    Nicolas: Interesting theory about Blake Edwards. It would be worthwhile to discern how much of the imagery in “Days of Wine & Roses” was carried over from Edwards’ “Peter Gunn” (which does have some showy crane shots & other pyrotechnics, I think) as well as John Frankenheimer’s original live TV production of “Days.” I’ve seen them all but not close enough together to comment.

    I’m pretty unenthusiastic about Edwards’ movies, but remain fascinated by the fact that Frankenheimer was originally set to do “Breakfast at Tiffany’s” with Marilyn Monroe (!); when she dropped out, Hepburn came aboard and had Frankenheimer booted off. What a film that would’ve been: something tells me we would’ve been spared Mickey Rooney’s horrid bucktoothed Japanese caricature, at least. I believe Frankenheimer had some expectation of directing the “Days” film too, but I don’t think he got as far along on it as “Breakfast.”

    And to carry that full circle: I wonder if the visual scheme of “Seconds,” which is more extreme than anything else of might’ve been influenced by Conrad Hall & Jack Nickolaus’ “Outer Limits” work.

  • nicolas saada

    Well, have you seen Edward’s EXPERIMENT IN TERROR ? It capitalizes on Siegels THE LINEUP but anticipates DIRTY HARRY. It’s quite an interesting film, with a great score by Mancini and two or three extraordinary scenes.

  • Larry Kart
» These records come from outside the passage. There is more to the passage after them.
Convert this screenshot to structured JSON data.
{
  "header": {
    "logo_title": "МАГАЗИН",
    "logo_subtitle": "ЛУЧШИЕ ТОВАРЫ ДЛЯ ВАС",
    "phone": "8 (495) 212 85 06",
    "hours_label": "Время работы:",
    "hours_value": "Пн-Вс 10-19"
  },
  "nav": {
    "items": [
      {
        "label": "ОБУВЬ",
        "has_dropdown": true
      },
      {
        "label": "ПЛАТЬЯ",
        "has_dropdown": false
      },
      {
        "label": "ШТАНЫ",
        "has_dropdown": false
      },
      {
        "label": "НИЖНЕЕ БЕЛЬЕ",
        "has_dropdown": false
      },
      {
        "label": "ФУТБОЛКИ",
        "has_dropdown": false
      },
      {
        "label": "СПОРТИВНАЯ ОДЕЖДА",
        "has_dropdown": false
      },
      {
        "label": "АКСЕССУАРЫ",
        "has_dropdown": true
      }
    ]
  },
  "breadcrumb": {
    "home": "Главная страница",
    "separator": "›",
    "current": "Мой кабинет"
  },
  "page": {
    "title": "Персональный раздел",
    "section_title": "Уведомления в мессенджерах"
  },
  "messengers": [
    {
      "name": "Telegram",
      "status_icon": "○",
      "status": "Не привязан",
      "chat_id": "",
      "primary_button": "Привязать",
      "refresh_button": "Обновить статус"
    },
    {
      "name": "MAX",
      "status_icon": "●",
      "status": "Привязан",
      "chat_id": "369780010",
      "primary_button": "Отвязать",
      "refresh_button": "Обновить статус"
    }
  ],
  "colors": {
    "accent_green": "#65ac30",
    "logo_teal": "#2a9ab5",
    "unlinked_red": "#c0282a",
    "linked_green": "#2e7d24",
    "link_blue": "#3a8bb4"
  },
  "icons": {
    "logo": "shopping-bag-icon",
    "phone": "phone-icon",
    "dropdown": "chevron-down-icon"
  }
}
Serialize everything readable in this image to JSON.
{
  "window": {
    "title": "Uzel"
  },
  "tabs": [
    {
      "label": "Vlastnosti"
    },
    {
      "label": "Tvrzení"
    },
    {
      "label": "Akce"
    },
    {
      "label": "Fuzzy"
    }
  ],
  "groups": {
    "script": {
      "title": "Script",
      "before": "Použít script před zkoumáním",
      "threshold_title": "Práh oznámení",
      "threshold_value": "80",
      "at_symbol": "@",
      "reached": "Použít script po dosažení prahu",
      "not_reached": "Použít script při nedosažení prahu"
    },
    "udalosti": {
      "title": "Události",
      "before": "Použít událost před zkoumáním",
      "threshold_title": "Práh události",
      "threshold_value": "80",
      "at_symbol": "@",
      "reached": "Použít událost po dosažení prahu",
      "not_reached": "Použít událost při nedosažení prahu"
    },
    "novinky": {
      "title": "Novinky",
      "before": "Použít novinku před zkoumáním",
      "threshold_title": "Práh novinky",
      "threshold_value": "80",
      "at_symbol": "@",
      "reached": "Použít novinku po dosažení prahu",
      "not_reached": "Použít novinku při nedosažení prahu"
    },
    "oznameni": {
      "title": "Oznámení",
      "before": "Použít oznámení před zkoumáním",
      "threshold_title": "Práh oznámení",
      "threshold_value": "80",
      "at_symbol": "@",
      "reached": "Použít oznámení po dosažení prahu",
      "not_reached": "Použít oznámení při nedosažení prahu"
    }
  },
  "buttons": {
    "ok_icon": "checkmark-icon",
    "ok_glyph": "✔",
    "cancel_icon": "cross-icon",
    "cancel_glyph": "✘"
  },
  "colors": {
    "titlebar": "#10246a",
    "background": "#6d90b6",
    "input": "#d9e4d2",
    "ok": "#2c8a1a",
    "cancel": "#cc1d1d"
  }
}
    Stephen Bowie writes: “That’s the tricky part of researching the blacklist … how do you do it without essentially duplicating the inquistion of HUAC? I’ve had experiences where I found myself asking blacklistees if they’d actually been CP members, or asking the story editor on some of the Hannah Weinstein shows to go over a list of pseudonyms and try to match them to the blacklistees who used them, etc. Needless to say this leads into ethical conundrums and awkward encounters. Vaughn’s solution was to leave everyone, or nearly everyone, anonymous, which I think renders his text less useful (or at least less flavorful) than Navasky’s.”

    What was revealingly vile IMO about Navasky’s interrogation of David Raksin was his refusal to be satisfied until Raksin broke down and wept in front of him. How “flavorful” of Mr. Navasky.